Write the data below out again, exactly as each line reads.

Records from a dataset
──────
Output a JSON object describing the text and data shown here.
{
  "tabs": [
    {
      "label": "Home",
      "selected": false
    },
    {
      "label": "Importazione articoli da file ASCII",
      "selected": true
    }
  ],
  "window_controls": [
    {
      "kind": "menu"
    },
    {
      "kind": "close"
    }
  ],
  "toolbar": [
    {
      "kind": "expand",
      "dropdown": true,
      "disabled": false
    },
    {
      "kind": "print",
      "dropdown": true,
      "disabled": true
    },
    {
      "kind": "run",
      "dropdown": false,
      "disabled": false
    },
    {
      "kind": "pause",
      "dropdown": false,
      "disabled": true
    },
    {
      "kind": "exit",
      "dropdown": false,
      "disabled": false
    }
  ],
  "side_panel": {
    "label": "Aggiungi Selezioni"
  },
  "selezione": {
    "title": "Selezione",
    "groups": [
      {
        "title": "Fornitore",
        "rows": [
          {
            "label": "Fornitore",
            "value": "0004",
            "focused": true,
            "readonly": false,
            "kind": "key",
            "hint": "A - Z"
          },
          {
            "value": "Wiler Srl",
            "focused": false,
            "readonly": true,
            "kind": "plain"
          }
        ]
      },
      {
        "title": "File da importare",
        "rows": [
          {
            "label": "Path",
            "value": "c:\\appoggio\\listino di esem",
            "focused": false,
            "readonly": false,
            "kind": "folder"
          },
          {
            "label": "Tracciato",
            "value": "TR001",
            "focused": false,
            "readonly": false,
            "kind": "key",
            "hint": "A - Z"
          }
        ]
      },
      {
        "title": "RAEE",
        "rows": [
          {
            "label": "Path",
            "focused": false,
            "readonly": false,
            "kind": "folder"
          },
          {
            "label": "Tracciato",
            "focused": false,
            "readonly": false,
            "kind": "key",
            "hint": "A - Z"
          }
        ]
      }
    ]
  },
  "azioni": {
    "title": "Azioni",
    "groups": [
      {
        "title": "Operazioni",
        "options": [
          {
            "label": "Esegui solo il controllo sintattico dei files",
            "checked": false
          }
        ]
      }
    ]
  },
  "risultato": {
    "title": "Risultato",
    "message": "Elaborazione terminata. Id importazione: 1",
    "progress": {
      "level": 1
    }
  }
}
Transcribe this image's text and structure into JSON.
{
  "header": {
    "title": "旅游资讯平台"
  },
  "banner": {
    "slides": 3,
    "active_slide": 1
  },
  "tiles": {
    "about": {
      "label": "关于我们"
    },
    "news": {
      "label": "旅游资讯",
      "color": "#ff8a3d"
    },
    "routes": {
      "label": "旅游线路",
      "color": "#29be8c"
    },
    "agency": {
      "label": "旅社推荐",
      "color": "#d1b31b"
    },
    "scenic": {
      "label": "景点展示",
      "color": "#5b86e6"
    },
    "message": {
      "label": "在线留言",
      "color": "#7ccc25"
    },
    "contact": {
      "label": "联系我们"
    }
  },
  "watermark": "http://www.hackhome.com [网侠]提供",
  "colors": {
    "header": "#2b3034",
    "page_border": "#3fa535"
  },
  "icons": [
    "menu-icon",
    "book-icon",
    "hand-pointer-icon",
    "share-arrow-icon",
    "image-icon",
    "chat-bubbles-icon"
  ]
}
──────
#### RESPONSE TO THIS EXERCISE
Output a JSON object describing the text and data shown here.
{
  "tabs": [
    {
      "label": "Home",
      "selected": false
    },
    {
      "label": "Importazione articoli da file ASCII",
      "selected": true
    }
  ],
  "window_controls": [
    {
      "kind": "menu"
    },
    {
      "kind": "close"
    }
  ],
  "toolbar": [
    {
      "kind": "expand",
      "dropdown": true,
      "disabled": false
    },
    {
      "kind": "print",
      "dropdown": true,
      "disabled": true
    },
    {
      "kind": "run",
      "dropdown": false,
      "disabled": false
    },
    {
      "kind": "pause",
      "dropdown": false,
      "disabled": true
    },
    {
      "kind": "exit",
      "dropdown": false,
      "disabled": false
    }
  ],
  "side_panel": {
    "label": "Aggiungi Selezioni"
  },
  "selezione": {
    "title": "Selezione",
    "groups": [
      {
        "title": "Fornitore",
        "rows": [
          {
            "label": "Fornitore",
            "value": "0004",
            "focused": true,
            "readonly": false,
            "kind": "key",
            "hint": "A - Z"
          },
          {
            "value": "Wiler Srl",
            "focused": false,
            "readonly": true,
            "kind": "plain"
          }
        ]
      },
      {
        "title": "File da importare",
        "rows": [
          {
            "label": "Path",
            "value": "c:\\appoggio\\listino di esem",
            "focused": false,
            "readonly": false,
            "kind": "folder"
          },
          {
            "label": "Tracciato",
            "value": "TR001",
            "focused": false,
            "readonly": false,
            "kind": "key",
            "hint": "A - Z"
          }
        ]
      },
      {
        "title": "RAEE",
        "rows": [
          {
            "label": "Path",
            "focused": false,
            "readonly": false,
            "kind": "folder"
          },
          {
            "label": "Tracciato",
            "focused": false,
            "readonly": false,
            "kind": "key",
            "hint": "A - Z"
          }
        ]
      }
    ]
  },
  "azioni": {
    "title": "Azioni",
    "groups": [
      {
        "title": "Operazioni",
        "options": [
          {
            "label": "Esegui solo il controllo sintattico dei files",
            "checked": false
          }
        ]
      }
    ]
  },
  "risultato": {
    "title": "Risultato",
    "message": "Elaborazione terminata. Id importazione: 1",
    "progress": {
      "level": 1
    }
  }
}
Transcribe this image's text and structure into JSON.
{
  "header": {
    "title": "旅游资讯平台"
  },
  "banner": {
    "slides": 3,
    "active_slide": 1
  },
  "tiles": {
    "about": {
      "label": "关于我们"
    },
    "news": {
      "label": "旅游资讯",
      "color": "#ff8a3d"
    },
    "routes": {
      "label": "旅游线路",
      "color": "#29be8c"
    },
    "agency": {
      "label": "旅社推荐",
      "color": "#d1b31b"
    },
    "scenic": {
      "label": "景点展示",
      "color": "#5b86e6"
    },
    "message": {
      "label": "在线留言",
      "color": "#7ccc25"
    },
    "contact": {
      "label": "联系我们"
    }
  },
  "watermark": "http://www.hackhome.com [网侠]提供",
  "colors": {
    "header": "#2b3034",
    "page_border": "#3fa535"
  },
  "icons": [
    "menu-icon",
    "book-icon",
    "hand-pointer-icon",
    "share-arrow-icon",
    "image-icon",
    "chat-bubbles-icon"
  ]
}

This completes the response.